Of course, I was not happy with that state of affairs, and tried to structure my life otherwise. At the Patent Office, they offered us the opportunity to work 10 hours a day and take one day a week off - Monday, Wednesday, or Friday. Most chose Monday or Friday, so they could have three-day weekends, which was at least a little better than two days - at least you have one day that is sort of quiet.
But as I started working from home and being self-employed, the entire concept of weekends went away. We found ourselves forgetting what day of the week it was - or even what time it was. You have to stop yourself from calling a client at 9PM at night on a Sunday - check your watch and calendar first!
This meant, however, that we could take time off when we wanted to, not when the calendar dictated. Nice day out? Time for time off! Pouring rain? Time to go back to work! And over time, we got used to this, and worked when we wanted to work, played when we wanted to play. It was a pretty good system.
But of course, now we're retired, and to us, the weekend isn't something to look forward to, but something to dread. It is the time when the roads are crowded, the campgrounds are crowded, the stores are crowded and the restaurants are crowded and the service is slow.
I guess there are reasons why we live this way. If everyone took their own weekends "whenever" then it would be hard to get business done. Before the smart phone and the Internet, people had to keep regular office hours, so that we could work together and communicate with one another. So I guess we had to all work at the same time, sleep at the same time, and so on and so forth. And in a less crowded world, I guess that worked, too.
But maybe, going forward, we will move - or are moving - to a new form of working and recreation, where the "weekend" if not abolished, at least becomes less important. And already we are seeing this. I run into a lot of people who are in RVs and working - on days when they want to work. The world has caught up to what I have been doing for the last 20 years or so.
But it is funny, how people say silly things like how a Monday "feels different" than a Sunday or a Wednesday - when they are artificial constructs of man. The days of the week don't exist - they are just labels and an ordering system we have imposed on time - and time cares naught about it.
So what does this have to do with finances? Well, a lot, actually. Because the vast majority of humanity still are slaves to the calendar and the clock, it means that you can save a considerable amount of hassle and time by time-shifting your life. Restaurants offer better deals on Tuesdays than they do on Saturdays - they offer discounts to draw in customers during a slow day. Lodging places often offer better deals for weekdays versus weekends. Grocery stores are less crowded and the selection often better during the week (particularly just before the weekend, not after). Just about everything is more pleasant.
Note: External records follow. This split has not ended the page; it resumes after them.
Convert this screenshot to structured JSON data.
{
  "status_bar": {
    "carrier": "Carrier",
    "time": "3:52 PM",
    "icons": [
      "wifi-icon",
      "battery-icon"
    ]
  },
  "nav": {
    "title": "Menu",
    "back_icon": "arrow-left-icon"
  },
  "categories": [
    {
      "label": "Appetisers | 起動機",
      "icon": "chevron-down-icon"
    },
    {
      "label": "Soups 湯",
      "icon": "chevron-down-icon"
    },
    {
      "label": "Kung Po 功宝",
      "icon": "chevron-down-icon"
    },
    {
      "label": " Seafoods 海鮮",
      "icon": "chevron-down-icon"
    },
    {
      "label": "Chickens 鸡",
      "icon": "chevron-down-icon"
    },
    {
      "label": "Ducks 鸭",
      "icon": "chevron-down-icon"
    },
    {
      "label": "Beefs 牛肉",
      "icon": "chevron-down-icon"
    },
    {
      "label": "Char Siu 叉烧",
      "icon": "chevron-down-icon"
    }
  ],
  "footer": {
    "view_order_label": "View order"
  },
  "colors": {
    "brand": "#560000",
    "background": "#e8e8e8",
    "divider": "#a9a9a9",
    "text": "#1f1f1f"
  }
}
As I noted before, when we lived in the DC area, it seemed so crowded and busy - if you lived according to the calendar. Everyone commuted to work at the same time, went out to eat at the same time, and clogged Route 50 to the eastern shore every weekend. Once we were liberated from the calendar, Alexandria, Virginia seemed like a small, Southern town with little traffic. The beltway was never backed up, and Route 50 was a pleasant drive, not a miles-long traffic jam.
What got me started on this was reading restaurant reviews online (I know, a waste of time, right?) for a local clam and lobster shack. The reviews were mostly positive but the few one-star reviews all had something in common - they were reviews from people who tried to get a table for a party of six or more, on a busy weekend night. They all complained about waiting for tables and slow service. Meanwhile, the folks who popped in for a late lunch on a Wednesday, said they had a delightful time. Funny how that works, eh?